And I think that we have to accept that level of maybe discomfort sometimes, that not everybody's going to look and act like, you know, the boss does. And they're going to have different opinions, they're going to have different viewpoints. So I think we just have to be accepting of that. I also think that, I mean, specifically to ADHD, people with ADHD are more vulnerable to stress, for example. So I think it's important to be open and aware of the downside of having a high pressure job, you know, that you might make resources available for, let's say, meditation, yoga, stuff like that-- so a little bit more focus on, you know, people being able to engage in self care during and around work.
MARQUISE FRANCIS: Yeah. And I hope that if the past 18 months haven't shown anyone anything, we're able to adapt, because I think that's what life is going to be like moving forward-- just being able to adapt and roll with the punches. And so I know you're doing a lot of innovative things up at the school, so how would you correlate-- make sure that ADHD students have everything they need? Would you do anything special?
JOHAN WIKLUND: Yeah, that's absolutely right. So for the past year, I've been doing a research project where we're looking at students who have ADHD and what kind of educational style and classroom activities that fit them. We have interviewed psychiatrists, psychologists, entrepreneurs, students with ADHD. And right now, I'm designing a course that's specifically adapted to students with ADHD, because like I said, we know that these people are attracted to entrepreneurship.

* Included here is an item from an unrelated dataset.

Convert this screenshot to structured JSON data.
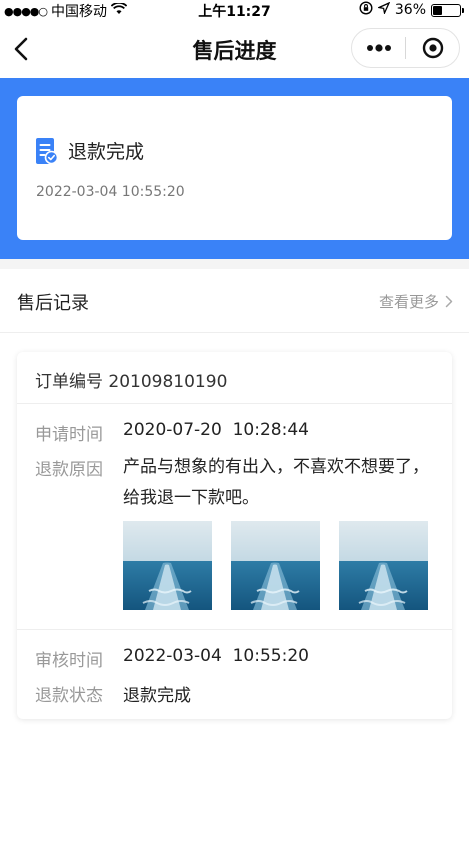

I think it's really important. And also, we know that they often struggle in school, because school is so poorly adapted to how a person with ADHD learns. So I'm figuring if these people are going to go into entrepreneurship, it's way better if they have a good education, but that education has to be targeted to the way they learn. So essentially, I'm designing this entrepreneurship class now that will be available to any student at our university and is very much focused on, you know, not having textbooks, not having readings, you know, not having quizzes, and exams, and paper writing-- all those things that people with ADHD typically hate.
But it's much more focused on that they actually do things, and then they present what it is they've done-- recording videos and stuff. And they reflect upon what went right, what went wrong, what am I going to do differently the next time. So that's largely how this has been designed. And I'm really excited about this, because, you know, the research is one thing, but it's really nice if you can take your research and actually do something for people.
MARQUISE FRANCIS: Professor Wiklund from the Syracuse University, my alma mater-- big shout out to the Orange, had to sneak that in there.